Sometimes I think my children think I’m their humble servant. I sit down to start work on a blog post or edit photos or cook dinner or read a book and I hear “Mama? Can I have a drink?” “Mama! Can I have a glass of milk?” “Mama, can I have a snack?” I won’t lie. All I want to say back to them is “I don’t know. Can you?”
I mean seriously. What did I do to make these children think I’m going to wait on them hand and foot and do everything for them?
I know what I did.
I waited on them hand and foot and did everything for them. For years.
I created these little, self-entitled monsters and now I need to disassemble them and gently rebuild them. Recently they’ve been facing a somewhat rude awakening as I’ve been telling them “You can get your own . . . ” fill in the blank of whatever they are asking for. I want them to understand that to receive kindness we need to give it and also, equally important, they need to one day be self-reliant.
What waiting on my children all the time has done is created little humans who think they are the center of the universe and who, if I don’t step in, might be incapable of taking care of themselves when they become adults. If I’m not careful I will send children out onto the world who lack basic skills to care for themselves or anyone else and will be, quite frankly, lazy. They are close to that already. So, I decided that it’s time to break the cycle.
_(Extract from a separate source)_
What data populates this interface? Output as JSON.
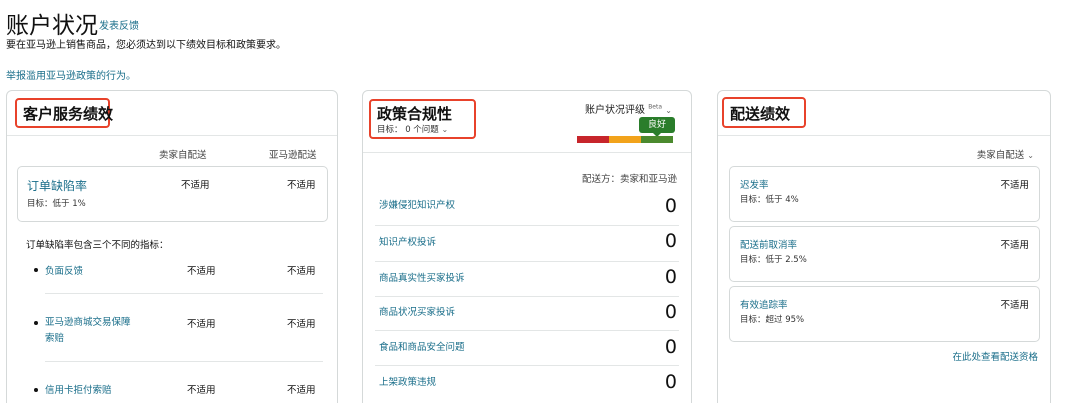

One day recently my son was sitting on the couch, playing Minecraft for much longer than he should have been when he asked me to get him a glass of milk from the kitchen. I was in the middle of cooking dinner so I let him know he could get his own milk. “For goodness sake, your leg muscles are going to atrophy,” I told him.
“What’s atrophy even mean?” he asked.
“It’s what all our brains are doing thanks to the internet, streaming services, and social media,” I thought to myself, but what I said to him was, “Get a dictionary and look it up!”
That’s a lie. What I actually did was tell him what it meant. I mean, come on! I didn’t even make him look it up on his own and if I had, he probably would have asked me “What’s a dictionary?”
This is how bad it is now. Many of us parents—not all, of course—have become so accustomed to doing it all for our children it is now a reflex for us. I understand that until our children are a certain age, we do things for them because we know we can do it quicker and with less mess. That’s why we don’t often ask our children to help us cook, clean, sit a table, or pour their own juice.
We are aware that juice will be spilled, dishes might be broken and trash bags might be split and, honestly, we don’t want to add “clean up the child’s mess” to our already long list.
What we need to realize, though, is that in our desire to avoid our own inconvenience, we are creating a generation of lazy, spoiled brats, who one day will be incapable of handling life because we never taught them basic life skills.
I realize how overdramatic it sounds to say getting your child a glass of milk will make him a spoiled and incapable adult and that isn’t what I’m really saying, but some parents (me) may start small and let it snowball out of control. It eventually becomes second nature to do it all for them. At the same time, we can’t let the pendulum swing too far the other way and never be kind and get our children snacks when they ask for them. There needs to be a balance between letting them know you love them and doing everything for them. It’s important to show them acts of service should be appreciated by them, as well as shown by them.
I know letting kids know they can do things on their own can be a tightrope walk at times, especially if you have young children and when you ask them to hand you something, they start telling you things like “get it yourself” like my 4-year-old daughter has. I’ve had to find gentler ways to let them know they are capable of waiting on themselves and taking on more responsibility.
Though we parents may want to avoid the frustration that accompanies letting our children do things on their own, it will serve our children and society as a whole, better in the long run.